The movie will play for a week at the Magic Lantern, but it won’t have a wide theatrical release.
In fact, the DVD release is scheduled for Tuesday. It features a number of local actors – Wes Deitrick, Nike Imoru, Kelly Eviston and Patrick Treadway, to name just a few.
Nobel Peace Prize laureate Wangari Muta Maathai of Kenya, founder of the Green Belt Movement, author and advocate for African democracy, will be the speaker at Gonzaga University’s Presidential Speaker Series event on Oct. 6, 6 p.m., at the McCarthey Athletic Center.
Her presentation will include a screening of the award-winning documentary, “Taking Root,” which chronicles her work in pan-African forest conservation.
Tickets are $10 for the public, $7 for seniors and $5 for students and employees of any educational institution. Tickets can be purchased at www.gonzaga.edu/wangari or through TicketsWest outlets (800-325-SEAT or www.ticketswest.com).
By the way, this means that Gonzaga University this school year will be hosting a Nobel Peace Prize winner and two Pulitzer Prize winners (both for fiction). We previously noted that Jennifer Egan, author of 2011 Pulitzer winner “A Visit from the Goon Squad” will speak on Jan. 31 and Junot Diaz, 2008 Pulitzer winner for “The Brief Wondrous Life of Oscar Wao” will speak on Feb. 22 as part of Gonzaga University’s Visiting Writers Series. Those two events will be free.
I just finished interviewing and writing a story for Thursday's paper about Jon Kimura Parker, who will play the Grieg Piano Concerto at the Spokane Symphony's opening concert on Saturday and Sunday. For tickets and info go here.
He's a great speaker, with a fine way of explaining what he loves about the music. Here's a video that shows off his talents, buth musical and verbal.

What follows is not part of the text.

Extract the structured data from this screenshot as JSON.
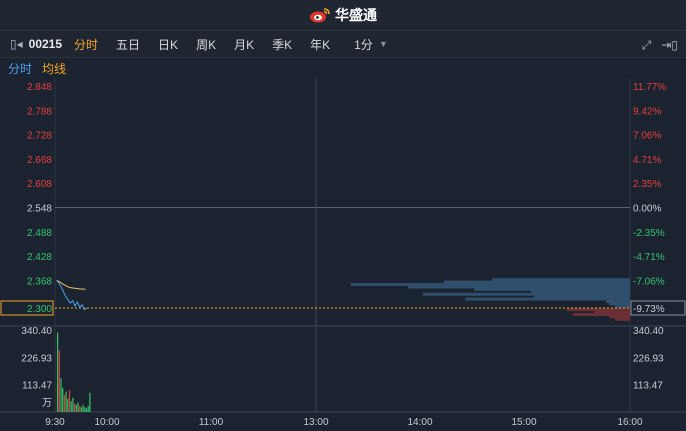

The Spokane Symphony has announced a new concert concept: Kick Back Classics.
These are concerts away from the usual concert hall and without a conductor.
Annie Matlow of the symphony said the musicians “will be ‘kicking back,’ and playing without a conductor – much like a chamber group but with symphonic proportions.”
The Kick Back Classics lineup:
Oct. 5, 7:30 p.m. at the Spokane Falls Community College Music Building, 3410 W. Fort George Wright Drive. This concert will help show off the newly renovated music building.
Oct. 6, 7 p.m. at Turning Point Church, 11911 N. Division St.
The symphony will play “crowd favorites” by Bach, Handel, Mozart, Britten and Ravel.
And here’s the best thing about the Kick Back Classics: Tickets will be only $5 each – much cheaper than a regular classics concert.
Tickets go on sale Thursday at (509) 624-1200, or online at www.spokanesymphony.org, or at the Fox box office, 1001 W. Sprague Ave.
The Northwest Museum of Arts and Culture's annual ArtFest event will stay put in Browne’s Addition in 2012.
Museum officials had pondered moving the art, food and music festival from Coeur d’Alene Park in Browne’s Addition to the larger Riverfront Park downtown.
The Browne’s Addition Neighborhood Council viewed the prospect with alarm and called a meeting Wednesday night to voice concerns.
Forrest Rodgers, the MAC’s new executive director, talked to neighborhood representatives and said Thursday that ArtFest will remain at Coeur d’Alene Park next year.